The Importance of Weather Conditions
Just based on tide I write, because there is more to it. Of those 10 days per month, there are factors which will render fishing useless, aside from the fish not being there in the first place. A large swell, thunderstorms, south wind upwelling and seaweed are some in a list of things that make fishing not worth it. Unfortunately, thunderstorms and south winds can be quite common in summer. A large swell is less common in summer, but the fishing tends to not be as good once the waves are over 3ft or if there is a current running, events which can be common in summer. It seems the sharks prefer calm water with a small background swell and slight water movement. A loose rule is that if you’re throwing more than 6 oz it’s probably not worth it. All of these stressors can put a real damper on the fishing, to the point that an entire month may pass without being able to fish. So make the most of the times that it’s actually worth going to the beach, and really cherish any fish that are landed. Again, this is where patience, dedication and a spirit for learning will pay off.

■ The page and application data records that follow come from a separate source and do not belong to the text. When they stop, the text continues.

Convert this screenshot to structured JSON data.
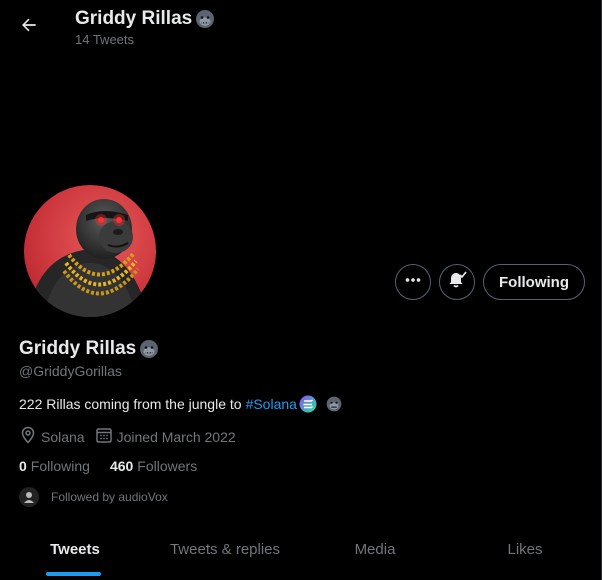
{
  "header": {
    "name": "Griddy Rillas",
    "tweet_count": "14 Tweets",
    "back_icon": "arrow-left-icon"
  },
  "profile": {
    "name": "Griddy Rillas",
    "handle": "@GriddyGorillas",
    "name_emoji": "gorilla-icon",
    "bio_text": "222 Rillas coming from the jungle to",
    "bio_hashtag": "#Solana",
    "location": "Solana",
    "joined": "Joined March 2022",
    "following_count": "0",
    "following_label": "Following",
    "followers_count": "460",
    "followers_label": "Followers",
    "followed_by": "Followed by audioVox"
  },
  "actions": {
    "more_icon": "ellipsis-icon",
    "notification_icon": "bell-check-icon",
    "follow_label": "Following"
  },
  "tabs": [
    {
      "label": "Tweets",
      "active": true
    },
    {
      "label": "Tweets & replies",
      "active": false
    },
    {
      "label": "Media",
      "active": false
    },
    {
      "label": "Likes",
      "active": false
    }
  ],
  "colors": {
    "background": "#000000",
    "text": "#e7e9ea",
    "secondary": "#71767b",
    "accent": "#1d9bf0",
    "border": "#536471",
    "avatar_bg": "#d7263d"
  }
}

Relevant current and forecast atmospheric information can be found on the links page
The Bucket and Backpack Method
As I said before, preparation goes a long way in making a shark fishing event run smoothly. I can be accused of being enthusiastic, and I will take it since I like seeing my friends and I catch a lot of fish with minimal hassle from our gear. You can get a lot more done and advance further when you’re not wasting time asking questions like ‘did you bring the headlamp’ or ‘where’s the pliers’ or ‘did you forget the bait knife again’. I like to do my prep work a few hours before the event so that everything is in tip-top shape when the whistle is blown. In certain aspects it’s a lot like being a fireman- lots of idle time followed by pandemonium- and when the pandemonium starts you don’t want to be asking whether or not someone forgot to fill the fire truck with gas. I employ a red bucket to get the gear to the beach and a backpack to hold the items needed to release a shark.
Red Bucket (the junk bucket)
-4 oz, 5 oz, 6 oz, and 8 oz pyramid sinkers
So now you’re fishing. Be aware that sharks can take you far away from your camp site. So how do you keep all the gear you needed to land, unhook, and release a fish readily available? The answer is a backpack. When the action is hot, I will wear a backpack.
Here’s what’s inside the backpack:
-needle nose pliers
As always, being a serious surf fisherman means having an intimate understanding of what’s going on with the weather. Having an awareness of sea surface temperature, surf heights and swell direction, and wind direction and wind speed is paramount to consistently putting together good catches of sharks. Being able to track and predict the movement of thunderstorms on a summer night, without assistance of radar, is also a very handy skill to have. When the planets align- meaning the weather conditions are good, the water conditions are good and the fish are there, you will be in for unforgettable experience. Bring the camera and show off to your friends!